There are some responses to it here and here.
Here are some snippets of comments from Thomas Reese, S.J. (the first link above):
Pope Benedict's long awaited encyclical calls for a radical rethinking of economics so that it is guided not simply by profits but by "an ethics which is people-centered."
"Profit is useful if it serves as a means towards an end," he writes in Caritas in veritate (Charity in Truth), but "once profit becomes the exclusive goal, if it is produced by improper means and without the common good as its ultimate end, it risks destroying wealth and creating poverty."
Sounding like a union organizer, Benedict argues that "Lowering the level of protection accorded to the rights of workers, or abandoning mechanisms of wealth redistribution in order to increase the country's international competitiveness, hinder the achievement of lasting development."
Rather the goal should be decent employment for everyone, which "means work that expresses the essential dignity of every man and woman in the context of their particular society: work that is freely chosen, effectively associating workers, both men and women, with the development of their community; work that enables the worker to be respected and free from any form of discrimination; work that makes it possible for families to meet their needs and provide schooling for their children, without the children themselves being forced into labor; work that permits the workers to organize themselves freely, and to make their voices heard; work that leaves enough room for rediscovering one's roots at a personal, familial and spiritual level; work that guarantees those who have retired a decent standard of living."
The pope disagrees with those who believe that the economy should be free of government regulation. "The conviction that the economy must be autonomous, that it must be shielded from 'influences' of a moral character, has led man to abuse the economic process in a thoroughly destructive way," he writes. "In the long term, these convictions have led to economic, social and political systems that trample upon personal and social freedom, and are therefore unable to deliver the justice that they promise."
While Benedict acknowledges the role of the market, he emphasizes that "the social doctrine of the Church has unceasingly highlighted the importance of distributive justice and social justice for the market economy." He unflinchingly supports the "redistribution of wealth" when he talks about the role of government. "Grave imbalances are produced," he writes, "when economic action, conceived merely as an engine for wealth creation, is detached from political action, conceived as a means for pursuing justice through redistribution."
Although Benedict's emphasis in the encyclical is on the theological foundations of Catholic social teaching, amid the dense prose there are indications, as shown above, that he is to the left of almost every politician in America. What politician would casually refer to "redistribution of wealth" or talk of international governing bodies to regulate the economy? Who would call for increasing the percentage of GDP devoted to foreign aid? Who would call for the adoption of "new life-styles 'in which the quest for truth, beauty, goodness and communion with others for the sake of common growth are the factors which determine consumer choices, savings and investments'"?

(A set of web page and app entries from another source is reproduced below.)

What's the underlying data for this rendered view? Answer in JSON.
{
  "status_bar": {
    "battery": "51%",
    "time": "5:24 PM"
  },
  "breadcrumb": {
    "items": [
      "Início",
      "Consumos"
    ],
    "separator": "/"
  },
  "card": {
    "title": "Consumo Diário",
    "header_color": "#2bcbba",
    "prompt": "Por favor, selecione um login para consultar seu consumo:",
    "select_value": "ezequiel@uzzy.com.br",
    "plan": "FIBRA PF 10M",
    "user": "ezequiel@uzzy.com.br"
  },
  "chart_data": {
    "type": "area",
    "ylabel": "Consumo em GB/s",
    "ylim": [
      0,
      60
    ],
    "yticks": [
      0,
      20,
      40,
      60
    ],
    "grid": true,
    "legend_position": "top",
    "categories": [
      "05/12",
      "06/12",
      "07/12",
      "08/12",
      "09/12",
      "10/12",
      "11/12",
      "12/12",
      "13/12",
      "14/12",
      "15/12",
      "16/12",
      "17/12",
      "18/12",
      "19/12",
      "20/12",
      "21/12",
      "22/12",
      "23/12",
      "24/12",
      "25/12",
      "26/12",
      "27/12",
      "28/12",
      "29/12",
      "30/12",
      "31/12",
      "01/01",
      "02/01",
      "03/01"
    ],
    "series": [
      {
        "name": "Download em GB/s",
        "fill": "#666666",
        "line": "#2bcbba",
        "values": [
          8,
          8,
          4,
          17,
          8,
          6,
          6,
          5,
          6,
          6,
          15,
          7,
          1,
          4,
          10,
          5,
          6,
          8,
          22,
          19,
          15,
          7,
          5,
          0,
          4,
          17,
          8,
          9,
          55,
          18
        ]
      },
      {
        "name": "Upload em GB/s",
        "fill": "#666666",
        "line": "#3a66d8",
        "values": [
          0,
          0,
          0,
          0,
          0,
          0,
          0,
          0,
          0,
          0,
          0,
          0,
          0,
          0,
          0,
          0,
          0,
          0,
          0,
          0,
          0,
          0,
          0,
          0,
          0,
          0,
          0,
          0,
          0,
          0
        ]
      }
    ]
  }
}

Has B16 moved left in response to the economic crisis? Or has he always promoted such redistributive economic policies?
On the issue of abortion, Anthony Stevens-Arroyo notes:
Caritas in Veritate makes two assertions that will limit its appeal to Catholic America. First, the issue of abortion is made one of many and removed from the center stage of political issues. The pope sidesteps the argument that the primary political concern of Catholicism is to abolish abortion. This will surprise folks outside the Church who have caricatured Catholicism as a Johnny-one-note on political issues. More importantly, this papal encyclical will disappoint the American Catholics - laity and clergy alike -- who have considered abortion as the intrinsic evil that compels all the church's political attention.

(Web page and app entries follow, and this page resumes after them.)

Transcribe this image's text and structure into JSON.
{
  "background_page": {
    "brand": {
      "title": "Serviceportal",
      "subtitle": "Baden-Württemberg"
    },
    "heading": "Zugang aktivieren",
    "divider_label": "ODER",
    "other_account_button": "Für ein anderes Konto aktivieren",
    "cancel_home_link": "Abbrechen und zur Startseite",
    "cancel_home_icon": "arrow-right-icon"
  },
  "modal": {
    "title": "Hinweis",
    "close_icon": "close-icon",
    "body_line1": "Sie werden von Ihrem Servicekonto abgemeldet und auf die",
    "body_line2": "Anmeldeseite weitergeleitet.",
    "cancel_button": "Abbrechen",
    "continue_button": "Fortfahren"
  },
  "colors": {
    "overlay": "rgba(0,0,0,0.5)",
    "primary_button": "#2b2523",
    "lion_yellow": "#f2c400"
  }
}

I am not suggesting that the encyclical revokes Catholic opposition to abortion (see #28). However, the pontiff contextualizes pro-life teaching by calling for remedies to the socio-economic causes of abortion, and much of the encyclical is dedicated to various aspects of how to end poverty and uplift the world's population with ample food, clean water, educational opportunities and the like (#43-51). Catholic Democrats will rightly consider this papal document to legitimize their alternative approach to Pro-life politics over the abortion-only policies that sounded very "Republican Party." Thus, the current divide in Catholic America will not be bridged with this instruction from Benedict XVI. In fact, the pope gives ammunition to the pro-life Democrats in their effort to reduce the number of abortions by addressing larger social issues.
Arroyo is rather pessimistic about the new encyclical flying in Catholic America (symbolized by Peoria--I have a lot of friends in Peoria!), but summarizes it as follows:
The pope says governments should redistribute wealth to sustain domestic social services and whenever granting international aid. Unions are to be encouraged (#22, 25), immigrant workers are to be respected (#25), and the profit motive must be subordinated to morality and social justice (#35-37). The redistribution of wealth and energy with emphasis upon the quality of life fits the European context of a mostly Socialist economy better than the current economic structures of the United States. The culprits in a global economy, according to the pope are Capitalism and secularism (#37-38).
This might be one of the few times I am drawn into agreement with the current pope on something.